One chemist came up with the argument that Sunlight Soap contained no sunlight either. How­ever, this proved ineffective in his defence and he was fined.

Then there was Baron Spolasco, who practised as a physician and surgeon. He claimed his abilities included ‘the Consumptive cured – the Cripple made to walk – the Deaf to hear – the Dying to live – the Blind to see, and every other affection treated incidental to the human frame’.

He sold his own range of patent medicines and, when practising in Bristol, conjoured up business by advertising how difficult it was to get to see him: ‘In consequence of the number of sufferers who daily crowed around Baron Spolasco’s consulting rooms, he has found it necessary, in order to save his valuable time, to charge an admission fee of 5s, which admission fee, if the patient be poor, will be received as consideration for the Baron’s advice, the wealthy will, of course, have to pay the usual fee of a guinea.’

It was noted that, whoever the patient and regardless of what was wrong with them, in return for 22s 6d, he supplied two pills folded in pink and blue paper, and some powder folded in white paper.

Too embarrassed

[quote]Conditions were often blamed on masturbation or sexual excess, such as intercourse more than once a week. [/quote]The conmen could latch onto these causes and defraud victims of large sums of money for cures – relying on them being too embarrassed to tell anyone.

One notorious practitioner, ‘Dr Henery’, instilled fear and shame into young men who consulted him in a state of mental and physical infirmity.

He wrote: ‘I have found it a work of much time and difficulty to effect a complete cure – to snatch them from death – from the early graves to which they were hastening.

‘Some of these were afflicted with distressing wasting dreams, nervousness, unfitness for duty or business, trembling, dizziness, restlessness, palpitation of the heart, pains in the loins, and a constant sense of weariness, starting during sleep, failure of memory, frequent headache, dimness of sight, indifference to life, its hopes and pleasures, fear of insanity, and silent wretchedness from fear of impotence.

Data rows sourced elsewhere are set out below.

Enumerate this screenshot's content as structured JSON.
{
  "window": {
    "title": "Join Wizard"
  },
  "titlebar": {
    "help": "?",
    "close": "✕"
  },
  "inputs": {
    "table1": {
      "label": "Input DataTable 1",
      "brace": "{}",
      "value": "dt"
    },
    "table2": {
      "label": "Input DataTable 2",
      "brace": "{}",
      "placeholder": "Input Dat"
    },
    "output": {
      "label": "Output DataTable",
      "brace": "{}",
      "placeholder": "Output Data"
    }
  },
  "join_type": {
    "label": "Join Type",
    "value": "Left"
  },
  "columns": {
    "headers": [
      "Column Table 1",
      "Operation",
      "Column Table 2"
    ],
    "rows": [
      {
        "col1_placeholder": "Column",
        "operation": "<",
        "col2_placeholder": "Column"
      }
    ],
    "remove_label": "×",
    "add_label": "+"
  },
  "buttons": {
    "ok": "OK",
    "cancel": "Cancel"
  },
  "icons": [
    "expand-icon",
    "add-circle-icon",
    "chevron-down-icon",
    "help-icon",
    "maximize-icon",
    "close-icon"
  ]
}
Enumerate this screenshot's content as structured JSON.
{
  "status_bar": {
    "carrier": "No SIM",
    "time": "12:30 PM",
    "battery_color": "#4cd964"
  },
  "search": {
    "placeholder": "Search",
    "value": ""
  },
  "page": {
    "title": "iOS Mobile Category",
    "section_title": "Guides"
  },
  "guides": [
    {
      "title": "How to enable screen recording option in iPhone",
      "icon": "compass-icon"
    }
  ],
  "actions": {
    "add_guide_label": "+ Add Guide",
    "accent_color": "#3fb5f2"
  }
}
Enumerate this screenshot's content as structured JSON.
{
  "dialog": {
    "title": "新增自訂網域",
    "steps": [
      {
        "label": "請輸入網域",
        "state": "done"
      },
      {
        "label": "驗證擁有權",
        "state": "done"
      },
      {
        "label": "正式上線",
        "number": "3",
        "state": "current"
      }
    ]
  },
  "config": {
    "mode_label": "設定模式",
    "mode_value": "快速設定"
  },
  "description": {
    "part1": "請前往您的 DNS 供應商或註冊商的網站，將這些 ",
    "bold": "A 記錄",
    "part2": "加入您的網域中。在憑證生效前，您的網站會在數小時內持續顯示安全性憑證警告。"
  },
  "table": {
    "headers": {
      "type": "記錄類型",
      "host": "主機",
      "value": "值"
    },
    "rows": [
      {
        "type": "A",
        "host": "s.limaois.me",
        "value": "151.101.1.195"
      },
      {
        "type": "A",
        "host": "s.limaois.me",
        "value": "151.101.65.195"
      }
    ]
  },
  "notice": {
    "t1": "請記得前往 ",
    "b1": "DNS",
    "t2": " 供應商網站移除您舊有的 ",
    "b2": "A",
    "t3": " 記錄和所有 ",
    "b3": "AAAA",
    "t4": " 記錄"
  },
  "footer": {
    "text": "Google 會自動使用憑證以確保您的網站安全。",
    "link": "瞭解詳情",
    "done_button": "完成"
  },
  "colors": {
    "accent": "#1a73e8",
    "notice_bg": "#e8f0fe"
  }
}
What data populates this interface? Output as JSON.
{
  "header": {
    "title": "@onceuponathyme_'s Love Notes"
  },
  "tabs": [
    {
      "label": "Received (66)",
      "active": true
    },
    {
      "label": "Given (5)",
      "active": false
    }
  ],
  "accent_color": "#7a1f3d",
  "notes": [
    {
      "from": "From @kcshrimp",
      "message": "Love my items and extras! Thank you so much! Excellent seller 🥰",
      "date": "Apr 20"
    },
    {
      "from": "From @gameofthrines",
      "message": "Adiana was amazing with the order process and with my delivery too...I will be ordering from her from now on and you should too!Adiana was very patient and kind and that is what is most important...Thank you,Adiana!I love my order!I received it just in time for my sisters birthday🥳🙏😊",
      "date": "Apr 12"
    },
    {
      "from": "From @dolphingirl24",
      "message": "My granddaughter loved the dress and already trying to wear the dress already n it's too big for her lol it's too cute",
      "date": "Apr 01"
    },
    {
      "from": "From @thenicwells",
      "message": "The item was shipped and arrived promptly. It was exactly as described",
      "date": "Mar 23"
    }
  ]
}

The symptoms in almost all cases are from the ghastly curse – the fatal habit of self-abuse.’

Luckily his ‘Life-Preserving Drops’ and skill with galvanic electricity were available, at a price, for the needy.


Dr Cameron, near Oxford Street, London, in the 19th century was one of the piddle-tasters, or water-quacks.

His adverts said: ‘No surer method can be found to ascertain the nature and cause of Inward Complaints, than by inspecting and analysing the urine. It is by a sedulous study of this important discharge and its various changes and relations, that after an experience of 25 years, Dr Cameron has been enabled to perform cures when the first names and abilities in the profession have failed.’

The more successful water-doctors were able to use underhand methods to find information out about patients and then present it back to them. They might do this using a maid who would listen out for useful snippets of information as patients chatted in the wating room and tell the doctor.

Dr Cameron primed patients in the waiting room to take his advice on board, employing chatty people to pose as other patients, get the real patients talking, and say they were suffering from the same trouble but the good doctor’s treatment had already worked wonders.

Cancer ‘specialist’ Maria Owen, a representative of the Ladies Medical Association, conned pat­ients with lines like: ‘If you will trust in me and the Lord, take a few drops from this bottle, and pay me half a guinea down and undertake to pay half a guinea in six weeks’ time, then you will soon be a different woman.’

Then she would disappear. The Ladies Medical Association did not exist and her medicine was a solution of vinegar and soap in water.

At other times, she tried to convince the well that they weren’t. In 1890 in Aston, she got cash from a woman whom she told had terminal heart disease and obtained 4s 6d from another woman whose nose had been disfigured by cancer.

‘If I don’t put a new nose on your face in six weeks’ time, I’ll refund the money,’ she told her.

No nose – nor refund – ever mater­ialised.

The Quack Doctor, Historical Remedies For All Your Ills, by Caroline Rance, £12.99 hardback. ISBN 978-0-7524-8773-1